What needs to be done -
What lines of the data below hold "value"? Show them.
◆ ◆ ◆
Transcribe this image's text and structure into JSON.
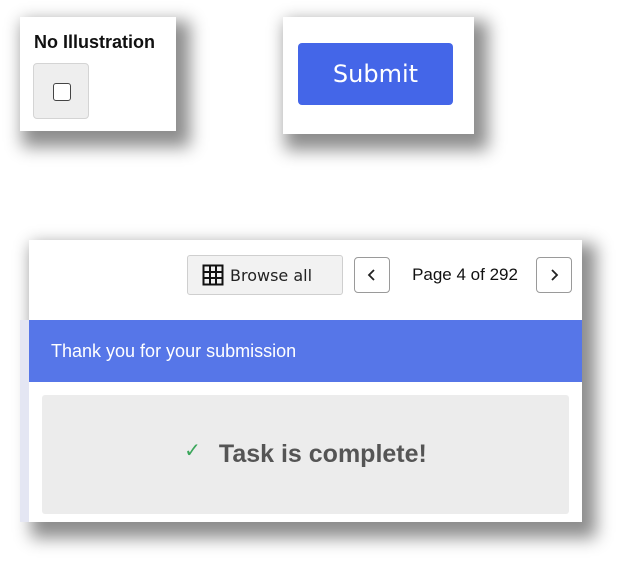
{
  "illustration_option": {
    "label": "No Illustration",
    "checked": false
  },
  "submit": {
    "label": "Submit",
    "color": "#4466e8"
  },
  "navigation": {
    "browse_label": "Browse all",
    "browse_icon": "grid-icon",
    "prev_icon": "chevron-left-icon",
    "next_icon": "chevron-right-icon",
    "page_text": "Page 4 of 292"
  },
  "result": {
    "banner_text": "Thank you for your submission",
    "banner_color": "#5676e8",
    "status_icon": "check-icon",
    "status_text": "Task is complete!"
  }
}
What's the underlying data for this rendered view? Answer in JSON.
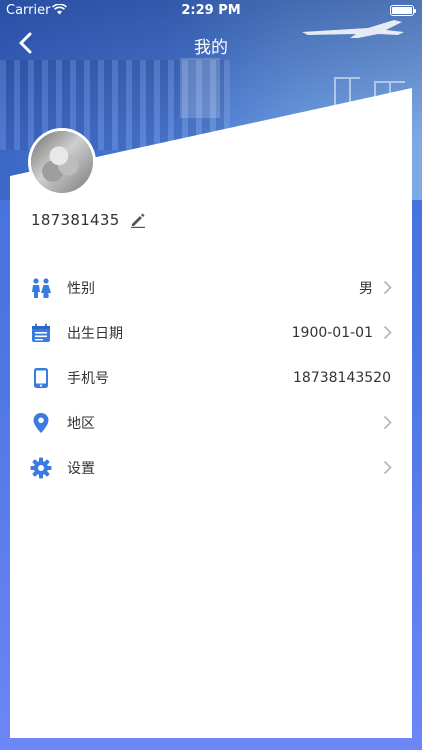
{
  "status_bar": {
    "carrier": "Carrier",
    "time": "2:29 PM"
  },
  "nav": {
    "title": "我的",
    "back_icon": "chevron-left-icon"
  },
  "profile": {
    "username": "187381435",
    "edit_icon": "pencil-icon"
  },
  "menu": {
    "items": [
      {
        "label": "性别",
        "value": "男",
        "icon": "gender-icon",
        "chevron": true
      },
      {
        "label": "出生日期",
        "value": "1900-01-01",
        "icon": "calendar-icon",
        "chevron": true
      },
      {
        "label": "手机号",
        "value": "18738143520",
        "icon": "phone-icon",
        "chevron": false
      },
      {
        "label": "地区",
        "value": "",
        "icon": "location-pin-icon",
        "chevron": true
      },
      {
        "label": "设置",
        "value": "",
        "icon": "settings-gear-icon",
        "chevron": true
      }
    ]
  },
  "colors": {
    "accent": "#3a7be0",
    "background_top": "#3f6fd6",
    "background_bottom": "#6d86f6",
    "text": "#333333",
    "chevron": "#b8b8b8"
  }
}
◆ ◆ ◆
Task result -
        "value": "男",
        "value": "1900-01-01",
        "value": "18738143520",
        "value": "",
        "value": "",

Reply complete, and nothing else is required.